Career advice for my younger self
Recent conversations with a colleague got me thinking about the career advice I’d have given my young self, knowing now what I didn’t know then. Of course, my young self wouldn’t have listened anyway. But suppose for one moment that I hadn’t been a headstrong, tenacious little madam, and had been prepared to take advice from someone older and little wiser (read: more cynical), this is what I would have heard.
- It’s a marathon, not a sprint
Unless you’re a professional sportsman, you’re not expected to reach the pinnacle of your career at 25. Companies aren’t successfully run by enthusiasm alone. It takes years to develop practical business skills, and learn the politics of the business world. Take some time to learn about how people behave in the workplace. Observe and reflect on how the best teams work effectively together. It will help you to understand the principles of what makes a business run smoothly – key to success in any field.
2. A plan is no bad thing
I used to sneer at people who had five year plans. Some even had ten year plans. And yes, some of them have followed it to the letter and are now very successful. As a fly by the seat of my pants kind of girl, I always felt that even if you had a plan, something would derail it.
That’s life isn’t it? But hindsight tells me it’s always much easier to work towards a goal, and even if you plan just for the next year or two, you’ll be able to check you’re on track, and remind yourself why you’re doing what you’re doing at those moments when you’re feeling frustrated. It also prevents coasting, and that’s a dangerous habit to get into.
3. Use your stepping stones
That said, each new job has taken me on a path, and though they’ve been different, this path has allowed me to gain new skills on each rung of the career ladder, all of them useful to my current role. Sometimes you end up in a job you don’t really want to be doing. But even those jobs will teach you a skill you can take forward in your career, so turn these crappy jobs into opportunities to broaden your horizons.
4. Find out what you like
There are so many jobs out there that no one tells us about when we’re young. It’s only when you go out into the world of work that you discover the possibilities. Sometimes what we think we want to do, actually turns out to be pretty crap. Try as many things in the field you want to work in, as you possibly can. You’ll find out where your skills lie, and make useful contacts along the way.
5. Be rational not emotional
It’s really hard if you’re a passionate, emotional person to think in black and white terms. But if business has taught me anything, it’s that you’ll get nowhere without rigour and reason behind your opinions. If you know that you’re right about something, and someone else is wrong, arm yourself with facts and figures, and present yourself professionally. Reign in your desire to rant. It’s about what you say and not how you say it if you want to make your mark.
6. Don’t sweat the small stuff
Some things will matter to you much more than they should. And that’s OK. It shows you care about your work. But don’t get hung up on the little things. As one of my old bosses used to say ‘no one will die.’ In the same vein sometimes you’ll have to choose your battles. So get used to letting some of the smaller things go, and concentrate on the ones that really have an impact.

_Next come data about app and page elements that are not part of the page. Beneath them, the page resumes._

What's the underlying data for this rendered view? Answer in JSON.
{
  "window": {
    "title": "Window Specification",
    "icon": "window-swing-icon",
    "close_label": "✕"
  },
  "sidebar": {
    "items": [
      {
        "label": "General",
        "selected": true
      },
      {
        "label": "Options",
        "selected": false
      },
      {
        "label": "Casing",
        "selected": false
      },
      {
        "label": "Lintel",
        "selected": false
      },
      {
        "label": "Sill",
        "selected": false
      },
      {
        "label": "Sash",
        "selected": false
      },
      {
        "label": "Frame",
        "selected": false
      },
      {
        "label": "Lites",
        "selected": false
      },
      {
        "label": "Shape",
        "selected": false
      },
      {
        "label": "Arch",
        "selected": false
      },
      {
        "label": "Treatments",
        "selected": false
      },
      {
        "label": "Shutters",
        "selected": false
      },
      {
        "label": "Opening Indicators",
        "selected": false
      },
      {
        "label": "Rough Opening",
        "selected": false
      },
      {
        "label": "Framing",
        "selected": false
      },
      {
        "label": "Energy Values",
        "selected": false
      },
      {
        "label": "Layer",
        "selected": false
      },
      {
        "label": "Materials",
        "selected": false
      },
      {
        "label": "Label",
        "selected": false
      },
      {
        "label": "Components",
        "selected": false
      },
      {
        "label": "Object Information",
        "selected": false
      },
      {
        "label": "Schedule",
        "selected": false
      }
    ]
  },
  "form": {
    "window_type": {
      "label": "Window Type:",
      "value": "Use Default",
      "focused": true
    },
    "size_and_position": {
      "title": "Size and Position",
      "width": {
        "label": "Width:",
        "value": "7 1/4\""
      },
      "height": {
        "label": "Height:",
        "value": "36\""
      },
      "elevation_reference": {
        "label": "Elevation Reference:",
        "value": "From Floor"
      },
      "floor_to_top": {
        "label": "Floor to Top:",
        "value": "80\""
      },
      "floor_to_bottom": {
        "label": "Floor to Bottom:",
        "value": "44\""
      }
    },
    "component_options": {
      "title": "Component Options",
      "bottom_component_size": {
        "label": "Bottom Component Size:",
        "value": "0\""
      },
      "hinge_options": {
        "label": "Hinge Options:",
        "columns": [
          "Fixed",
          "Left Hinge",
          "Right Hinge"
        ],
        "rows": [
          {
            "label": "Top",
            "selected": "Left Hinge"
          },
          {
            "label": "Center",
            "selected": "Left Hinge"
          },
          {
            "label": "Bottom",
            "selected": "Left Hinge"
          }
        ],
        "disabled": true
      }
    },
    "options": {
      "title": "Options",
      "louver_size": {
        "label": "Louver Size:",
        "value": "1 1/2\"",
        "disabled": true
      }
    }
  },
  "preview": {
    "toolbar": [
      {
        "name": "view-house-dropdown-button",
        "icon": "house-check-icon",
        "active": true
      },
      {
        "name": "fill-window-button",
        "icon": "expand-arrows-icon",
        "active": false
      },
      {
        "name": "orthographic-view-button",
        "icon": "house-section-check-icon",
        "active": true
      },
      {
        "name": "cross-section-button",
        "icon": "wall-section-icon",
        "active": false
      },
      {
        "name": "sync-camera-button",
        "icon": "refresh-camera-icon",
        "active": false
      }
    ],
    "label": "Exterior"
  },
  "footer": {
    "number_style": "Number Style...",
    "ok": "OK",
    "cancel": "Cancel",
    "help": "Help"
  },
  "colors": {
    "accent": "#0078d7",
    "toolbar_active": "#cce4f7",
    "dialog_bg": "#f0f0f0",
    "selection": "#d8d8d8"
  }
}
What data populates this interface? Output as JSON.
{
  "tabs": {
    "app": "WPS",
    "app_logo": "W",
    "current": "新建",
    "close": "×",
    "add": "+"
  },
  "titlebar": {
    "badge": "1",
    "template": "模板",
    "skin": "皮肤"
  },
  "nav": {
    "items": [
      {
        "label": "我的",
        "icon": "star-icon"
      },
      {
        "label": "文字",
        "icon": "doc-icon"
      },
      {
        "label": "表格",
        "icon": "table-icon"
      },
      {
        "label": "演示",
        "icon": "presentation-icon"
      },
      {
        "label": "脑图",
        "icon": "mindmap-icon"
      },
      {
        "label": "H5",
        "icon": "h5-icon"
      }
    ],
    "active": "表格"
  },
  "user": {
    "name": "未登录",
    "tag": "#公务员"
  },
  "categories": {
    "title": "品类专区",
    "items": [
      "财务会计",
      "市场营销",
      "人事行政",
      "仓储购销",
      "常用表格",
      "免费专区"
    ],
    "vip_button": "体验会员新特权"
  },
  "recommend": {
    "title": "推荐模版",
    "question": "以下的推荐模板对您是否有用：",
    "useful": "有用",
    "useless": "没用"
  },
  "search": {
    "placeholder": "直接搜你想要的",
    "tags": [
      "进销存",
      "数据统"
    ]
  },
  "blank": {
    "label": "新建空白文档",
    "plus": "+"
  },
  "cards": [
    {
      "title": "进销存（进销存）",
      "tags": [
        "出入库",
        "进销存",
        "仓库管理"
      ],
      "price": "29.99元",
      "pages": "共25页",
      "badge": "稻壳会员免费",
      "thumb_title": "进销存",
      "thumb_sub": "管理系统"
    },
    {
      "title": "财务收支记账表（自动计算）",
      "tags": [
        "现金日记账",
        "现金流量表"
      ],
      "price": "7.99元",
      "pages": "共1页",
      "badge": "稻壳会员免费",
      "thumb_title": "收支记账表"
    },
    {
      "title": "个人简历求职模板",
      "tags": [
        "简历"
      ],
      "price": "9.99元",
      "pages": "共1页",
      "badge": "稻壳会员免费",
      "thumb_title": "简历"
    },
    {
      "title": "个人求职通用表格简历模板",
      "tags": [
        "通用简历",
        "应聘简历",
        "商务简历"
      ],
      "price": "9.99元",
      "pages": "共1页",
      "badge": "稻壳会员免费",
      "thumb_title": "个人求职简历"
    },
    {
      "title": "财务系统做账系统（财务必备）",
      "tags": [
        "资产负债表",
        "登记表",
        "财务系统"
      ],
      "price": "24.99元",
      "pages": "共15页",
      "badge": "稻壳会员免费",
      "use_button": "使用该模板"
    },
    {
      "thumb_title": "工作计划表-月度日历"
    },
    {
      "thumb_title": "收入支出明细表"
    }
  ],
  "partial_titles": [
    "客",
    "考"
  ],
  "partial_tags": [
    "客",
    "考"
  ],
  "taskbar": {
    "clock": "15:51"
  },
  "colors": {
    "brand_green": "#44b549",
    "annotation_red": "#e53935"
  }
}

7. Never stop learning
Take every opportunity to learn. Being on a learning curve and stepping out of your comfort zone is the best way to develop yourself. It will also stop you resting on your laurels and getting bored. Never assume you know everything. No one knows everything!
8. You’re worth it
I don’t know if it’s because I’m a woman and we don’t have the ego that many men do, but I’ve spent much of my working life not standing up for myself enough when it comes to salaries and promotions. As a result I know I’m underplaying my value and I kick myself again and again that I haven’t had the confidence in my career to ‘big myself up’ in the way some people manage to. Know your worth, and ensure you’re making good use of the results you achieve. If you don’t, no one else will.